cambridge started single-stream recycling last october. that's funny, because i've always thought recycling was single-stream so i never once separated my recyclables, nor did the weekly collection crew refuse my donations. still, i've always been curious about how exactly they sort through the recyclables at the recycle plant, and when i learned the city was offering a free tour, i jumped on the opportunity to go see for myself.
i arrived at the cambridge department of public works before 1:30. others were showing up and our contact person randi (an enthusiastic young brunette) gathered everyone together. i actually recognized one of the people, nancy, whom i bought that purple 3-speed ross bike for $40 (i didn't tell her it cost me an additional $30 to get the thing fixed).
the casella recycling center is actually in charlestown so we needed to carpool to get there. i rode with randi along with nancy and one other guy (a freelance lawyer). casella not only services cambridge, but pretty much all towns in eastern massachusetts.
we arrived at the plant and gathered in a conference room overlooking trucks arriving and dumping out piles of recyclable materials. mike was our tour guide. after giving us a talk about the recycling plant, how showed us the various stages with live joystick-controlled security cameras mounted inside the facility. next we took an actual tour of the center which involved following multi-leveled catwalks above and through the inner workings of the recycle factory. everyone was issued safety vests and given safety glasses if we wanted them.
the place didn't smell too bad. there still was a slight foul odor because of trace amounts of food residue, but for the most part, since the material isn't organic, it doesn't smell as much.
single-stream recycling has been rebranded to zero-sort recycling to differentiate the old system from the new system. single-stream in the past had a bad reputation for impurities, like ground glass in the cardboards. zero-sort produces a more refined product thanks to automated optical scanners that are programmed to sort through a conveyor-belt stream of recyclables much faster than a human. people are still part of the equation though, and the plant actually hires more people than before when they were just manually sorting by hand, but now the hires are part of the quality control team, removing the occasional stray misidentified recyclable that slipped through the scanners.
a recycle plant is all about sorting. how do you organize the plastics from the papers from the glass to the metals? some metals like steel can be removed magnetically. glass can be grounded to small bits and passed through a filter. papers can be rolled through drums of various diameters and sized that way. various plastics pass through the scanners, which are programmed to recognize the difference between a gallon milk container versus a 2 liter bottle. when the desired item is identified, air jets blow the container into a catch basket that goes to another conveyor for sorting.
a lot of the people who work there were latinos. they make about $7-12/hour, which isn't too much. they wore vests and goggles and gloves, but i didn't see any earplugs even though the place was pretty loud from the sounds of the machines.

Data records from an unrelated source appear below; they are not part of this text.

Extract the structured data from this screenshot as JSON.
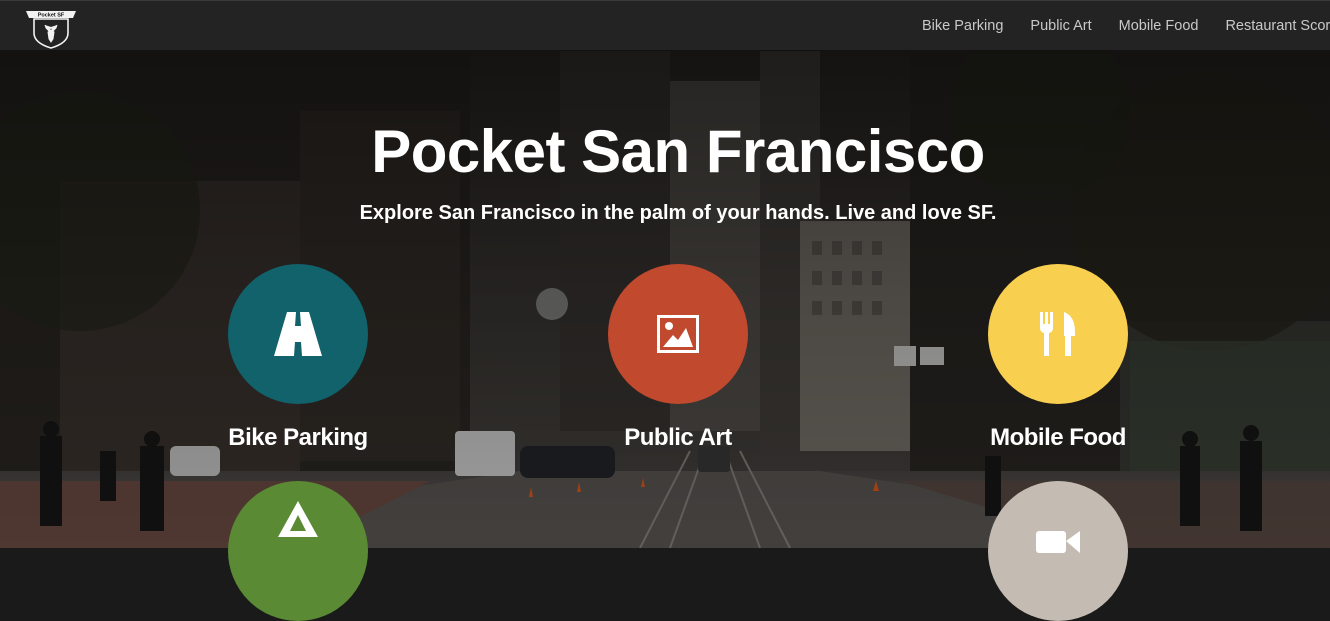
{
  "brand": {
    "logo_text": "Pocket SF",
    "logo_icon": "deer-shield-icon"
  },
  "nav": {
    "items": [
      {
        "label": "Bike Parking"
      },
      {
        "label": "Public Art"
      },
      {
        "label": "Mobile Food"
      },
      {
        "label": "Restaurant Scores"
      }
    ]
  },
  "hero": {
    "title": "Pocket San Francisco",
    "subtitle": "Explore San Francisco in the palm of your hands. Live and love SF."
  },
  "features": [
    {
      "label": "Bike Parking",
      "icon": "road-icon",
      "color": "#11626b"
    },
    {
      "label": "Public Art",
      "icon": "picture-icon",
      "color": "#c0492e"
    },
    {
      "label": "Mobile Food",
      "icon": "fork-knife-icon",
      "color": "#f9cf50"
    },
    {
      "label": "",
      "icon": "triangle-icon",
      "color": "#5a8a34"
    },
    {
      "label": "",
      "icon": "video-camera-icon",
      "color": "#c4bcb2"
    }
  ]
}
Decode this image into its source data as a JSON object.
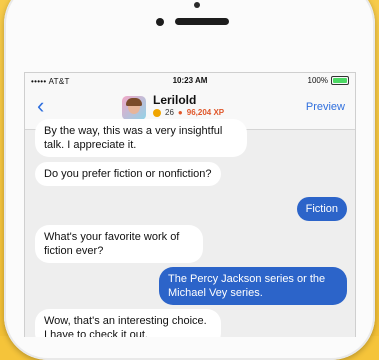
{
  "status_bar": {
    "carrier": "••••• AT&T",
    "time": "10:23 AM",
    "battery": "100%",
    "battery_level": 1.0
  },
  "header": {
    "back_label": "‹",
    "bot_name": "Lerilold",
    "level": "26",
    "xp": "96,204 XP",
    "xp_progress": 0.35,
    "preview_label": "Preview"
  },
  "messages": [
    {
      "sender": "bot",
      "text": "By the way, this was a very insightful talk. I appreciate it."
    },
    {
      "sender": "bot",
      "text": "Do you prefer fiction or nonfiction?"
    },
    {
      "sender": "user",
      "text": "Fiction"
    },
    {
      "sender": "bot",
      "text": "What's your favorite work of fiction ever?"
    },
    {
      "sender": "user",
      "text": "The Percy Jackson series or the Michael Vey series."
    },
    {
      "sender": "bot",
      "text": "Wow, that's an interesting choice. I have to check it out."
    }
  ],
  "colors": {
    "accent": "#2f6fde",
    "user_bubble": "#2c64c9",
    "xp": "#e0572a",
    "background": "#f5c43a"
  }
}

our tour guide kept talking about "balers" but i didn't understand what he was saying. i kept thinking about "baelor" the blessed, the 9th targaryen king to sit on the iron throne of westeros. turns out a baler is the machine that compacts the collected sorted recyclables and turns them into bales. a bale of cans weigh a ton, where it will then be shipped to china, one of the biggest customers of recycled raw materials.
recyclables getting wet can be a big issue, especially for paper and cardboard, which then become too heavy to be easily sorted. now that cambridge has wheeled bins with covers, it's become less of a concern. plastic bags are also a real problem because they clog up the drums; the equipment have to be cleaned every day because of this, and the paper sorters need to be cleaned every 4 hours. another no-no: VHS tapes. they unspool and make a mess of the conveyor belts.
the bales don't have to be 100% of the given material, because once they arrive at their destinations, the customers will continue to sort and refine the raw materials into their pure form.
once the tour was done, i got a ride back to the DPW with randi. next thursday they're doing a trash survey and they need volunteers; i'm tempted to go, get a chance to sift through 2 tons of cambridge trash and manually sort everything out. also next month i'm going on another tour, this time to the trash processing plant, which i hear is very smelly. can't wait! i biked back home.
marco came home after 10:00. he left me a note this morning, apologizing for getting home so late last night (2:00) and didn't let me know beforehand. when he got back tonight, he told me his brand new asus laptop stopped working. the lights turn on, but the computer just wouldn't startup and didn't make any sounds. it wouldn't even eject the cd-rom drive. he's going to try and get it fixed but he bought the laptop in italy and don't know if the warranty applies in the US. if not, he's going to send home the computer and buy a new one here in the states. i feel bad because he needs a laptop to do his work. i don't have a spare laptop for him to borrow but told him maybe his lab might have a few (it's MIT after all).
he ate some of my leftover chicken noodle soup for dinner, still hot on the stove.
julia, my neighbor from across the street, is moving. she just got her house painted recently, and last week i saw two ladies that looked like real estate agents going into her place. this morning more than 2 dozen people showed up to look at her house in a private showing. later in the afternoon, i saw a coldwell banker sign hanging from her porch. i hope some cool people move into that place, to offset the mean lesbians who live downstairs (actually only 1/2 is mean).